• [What to do] All lines in the data that hold the word "image" need copying.

• [Stored items]
▼

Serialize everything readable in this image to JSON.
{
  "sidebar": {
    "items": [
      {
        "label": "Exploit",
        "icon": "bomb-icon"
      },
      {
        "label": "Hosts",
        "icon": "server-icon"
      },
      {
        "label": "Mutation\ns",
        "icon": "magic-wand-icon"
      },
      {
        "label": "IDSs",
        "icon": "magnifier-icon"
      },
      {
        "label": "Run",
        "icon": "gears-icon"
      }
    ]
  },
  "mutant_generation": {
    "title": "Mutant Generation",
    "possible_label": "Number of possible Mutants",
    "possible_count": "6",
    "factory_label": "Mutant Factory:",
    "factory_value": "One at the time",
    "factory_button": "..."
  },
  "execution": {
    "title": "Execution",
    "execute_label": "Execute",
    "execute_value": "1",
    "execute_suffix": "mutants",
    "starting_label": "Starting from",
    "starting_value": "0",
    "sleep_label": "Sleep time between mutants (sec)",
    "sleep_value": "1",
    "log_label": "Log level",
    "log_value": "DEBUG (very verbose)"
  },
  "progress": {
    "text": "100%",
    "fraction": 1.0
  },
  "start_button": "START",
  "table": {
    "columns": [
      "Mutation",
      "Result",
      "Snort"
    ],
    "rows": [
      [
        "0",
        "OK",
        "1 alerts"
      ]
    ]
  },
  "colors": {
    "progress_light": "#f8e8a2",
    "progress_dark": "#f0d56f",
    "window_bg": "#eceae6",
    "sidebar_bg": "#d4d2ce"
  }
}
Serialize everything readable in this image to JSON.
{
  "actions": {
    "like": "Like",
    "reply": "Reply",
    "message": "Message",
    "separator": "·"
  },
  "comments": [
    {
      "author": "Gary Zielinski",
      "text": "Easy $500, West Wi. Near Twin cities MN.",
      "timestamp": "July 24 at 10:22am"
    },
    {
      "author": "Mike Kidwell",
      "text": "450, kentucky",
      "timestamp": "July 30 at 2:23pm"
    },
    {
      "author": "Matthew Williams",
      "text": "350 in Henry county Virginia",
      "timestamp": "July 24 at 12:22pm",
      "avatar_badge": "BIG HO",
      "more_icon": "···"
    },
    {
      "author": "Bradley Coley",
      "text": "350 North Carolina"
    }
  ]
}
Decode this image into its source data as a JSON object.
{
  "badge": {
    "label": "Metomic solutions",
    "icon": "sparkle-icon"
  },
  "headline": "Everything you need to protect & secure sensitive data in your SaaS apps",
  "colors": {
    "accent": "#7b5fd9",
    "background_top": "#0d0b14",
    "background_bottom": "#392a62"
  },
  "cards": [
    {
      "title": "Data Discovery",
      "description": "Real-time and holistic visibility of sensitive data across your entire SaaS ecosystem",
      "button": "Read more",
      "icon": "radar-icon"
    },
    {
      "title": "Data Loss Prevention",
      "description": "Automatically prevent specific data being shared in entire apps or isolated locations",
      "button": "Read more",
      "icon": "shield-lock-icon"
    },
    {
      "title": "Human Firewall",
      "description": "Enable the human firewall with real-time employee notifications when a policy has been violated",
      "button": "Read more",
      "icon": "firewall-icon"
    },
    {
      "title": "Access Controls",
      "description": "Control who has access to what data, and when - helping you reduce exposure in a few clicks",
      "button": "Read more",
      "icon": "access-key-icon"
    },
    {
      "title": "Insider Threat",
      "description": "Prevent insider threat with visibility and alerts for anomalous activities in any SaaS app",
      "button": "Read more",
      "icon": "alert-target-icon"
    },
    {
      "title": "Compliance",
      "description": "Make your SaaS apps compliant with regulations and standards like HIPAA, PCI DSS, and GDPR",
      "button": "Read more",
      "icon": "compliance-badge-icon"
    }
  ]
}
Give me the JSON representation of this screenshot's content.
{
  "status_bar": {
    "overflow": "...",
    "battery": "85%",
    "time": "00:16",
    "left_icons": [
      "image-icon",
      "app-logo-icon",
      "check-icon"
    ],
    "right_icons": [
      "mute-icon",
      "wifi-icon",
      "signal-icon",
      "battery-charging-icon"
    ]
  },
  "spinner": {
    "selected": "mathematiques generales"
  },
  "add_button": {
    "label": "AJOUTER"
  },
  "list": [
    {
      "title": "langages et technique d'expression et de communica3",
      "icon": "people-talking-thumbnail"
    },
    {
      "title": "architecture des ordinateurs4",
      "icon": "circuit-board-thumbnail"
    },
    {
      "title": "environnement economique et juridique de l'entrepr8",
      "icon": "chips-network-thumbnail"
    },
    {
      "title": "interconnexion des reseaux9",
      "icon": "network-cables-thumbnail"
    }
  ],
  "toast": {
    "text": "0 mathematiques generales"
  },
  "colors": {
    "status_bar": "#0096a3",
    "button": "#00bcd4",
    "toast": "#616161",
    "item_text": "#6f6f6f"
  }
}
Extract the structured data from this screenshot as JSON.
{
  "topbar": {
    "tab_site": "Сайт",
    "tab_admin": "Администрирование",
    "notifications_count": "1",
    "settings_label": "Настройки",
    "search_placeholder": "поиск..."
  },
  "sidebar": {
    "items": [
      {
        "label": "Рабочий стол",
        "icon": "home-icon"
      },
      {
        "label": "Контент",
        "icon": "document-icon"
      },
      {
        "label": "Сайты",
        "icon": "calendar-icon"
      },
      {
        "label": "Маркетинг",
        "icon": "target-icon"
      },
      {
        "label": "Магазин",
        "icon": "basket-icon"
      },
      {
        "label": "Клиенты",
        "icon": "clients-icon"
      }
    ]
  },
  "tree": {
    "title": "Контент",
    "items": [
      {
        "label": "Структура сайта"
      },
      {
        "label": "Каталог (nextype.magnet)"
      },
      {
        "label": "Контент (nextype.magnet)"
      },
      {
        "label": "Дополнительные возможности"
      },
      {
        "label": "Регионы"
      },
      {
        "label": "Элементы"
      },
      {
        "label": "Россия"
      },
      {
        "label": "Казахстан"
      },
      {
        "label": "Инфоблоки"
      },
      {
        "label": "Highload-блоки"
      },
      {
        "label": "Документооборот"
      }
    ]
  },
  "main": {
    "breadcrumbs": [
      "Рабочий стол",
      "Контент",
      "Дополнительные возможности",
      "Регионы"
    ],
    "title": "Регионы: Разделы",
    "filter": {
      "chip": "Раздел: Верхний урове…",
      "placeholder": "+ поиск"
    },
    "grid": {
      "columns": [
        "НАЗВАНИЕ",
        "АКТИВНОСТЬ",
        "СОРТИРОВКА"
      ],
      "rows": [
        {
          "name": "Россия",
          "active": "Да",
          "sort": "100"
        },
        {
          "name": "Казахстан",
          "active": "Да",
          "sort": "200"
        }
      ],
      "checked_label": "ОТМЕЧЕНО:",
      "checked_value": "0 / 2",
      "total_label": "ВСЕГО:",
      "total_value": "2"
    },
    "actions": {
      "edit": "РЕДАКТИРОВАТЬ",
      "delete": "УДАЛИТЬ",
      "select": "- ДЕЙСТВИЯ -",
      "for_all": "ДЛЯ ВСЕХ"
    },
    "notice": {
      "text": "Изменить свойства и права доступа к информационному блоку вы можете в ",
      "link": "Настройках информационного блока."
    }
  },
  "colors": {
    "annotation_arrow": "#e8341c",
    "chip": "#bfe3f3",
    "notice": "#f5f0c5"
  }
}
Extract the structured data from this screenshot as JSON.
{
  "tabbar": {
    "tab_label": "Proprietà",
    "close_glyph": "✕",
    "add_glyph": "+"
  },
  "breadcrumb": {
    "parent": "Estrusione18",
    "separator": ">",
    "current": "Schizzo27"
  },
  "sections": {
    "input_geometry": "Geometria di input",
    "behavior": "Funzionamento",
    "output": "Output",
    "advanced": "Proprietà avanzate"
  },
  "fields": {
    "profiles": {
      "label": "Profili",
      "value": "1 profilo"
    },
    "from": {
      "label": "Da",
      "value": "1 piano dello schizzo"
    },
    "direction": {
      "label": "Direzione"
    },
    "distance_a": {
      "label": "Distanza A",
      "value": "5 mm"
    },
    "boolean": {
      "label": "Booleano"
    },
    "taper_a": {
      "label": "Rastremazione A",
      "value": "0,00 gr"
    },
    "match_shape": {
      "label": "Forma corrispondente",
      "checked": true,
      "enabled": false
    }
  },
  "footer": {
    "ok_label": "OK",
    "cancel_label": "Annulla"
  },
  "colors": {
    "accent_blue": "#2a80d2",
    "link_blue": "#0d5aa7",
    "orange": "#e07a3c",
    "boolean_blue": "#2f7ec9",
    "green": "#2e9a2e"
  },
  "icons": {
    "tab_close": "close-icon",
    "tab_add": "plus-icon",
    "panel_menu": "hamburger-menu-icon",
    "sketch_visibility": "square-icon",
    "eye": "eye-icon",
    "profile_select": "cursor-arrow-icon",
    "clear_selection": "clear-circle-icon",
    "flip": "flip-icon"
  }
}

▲

• [Exercise result]
Serialize everything readable in this image to JSON.
Serialize everything readable in this image to JSON.
Decode this image into its source data as a JSON object.
      "image-icon",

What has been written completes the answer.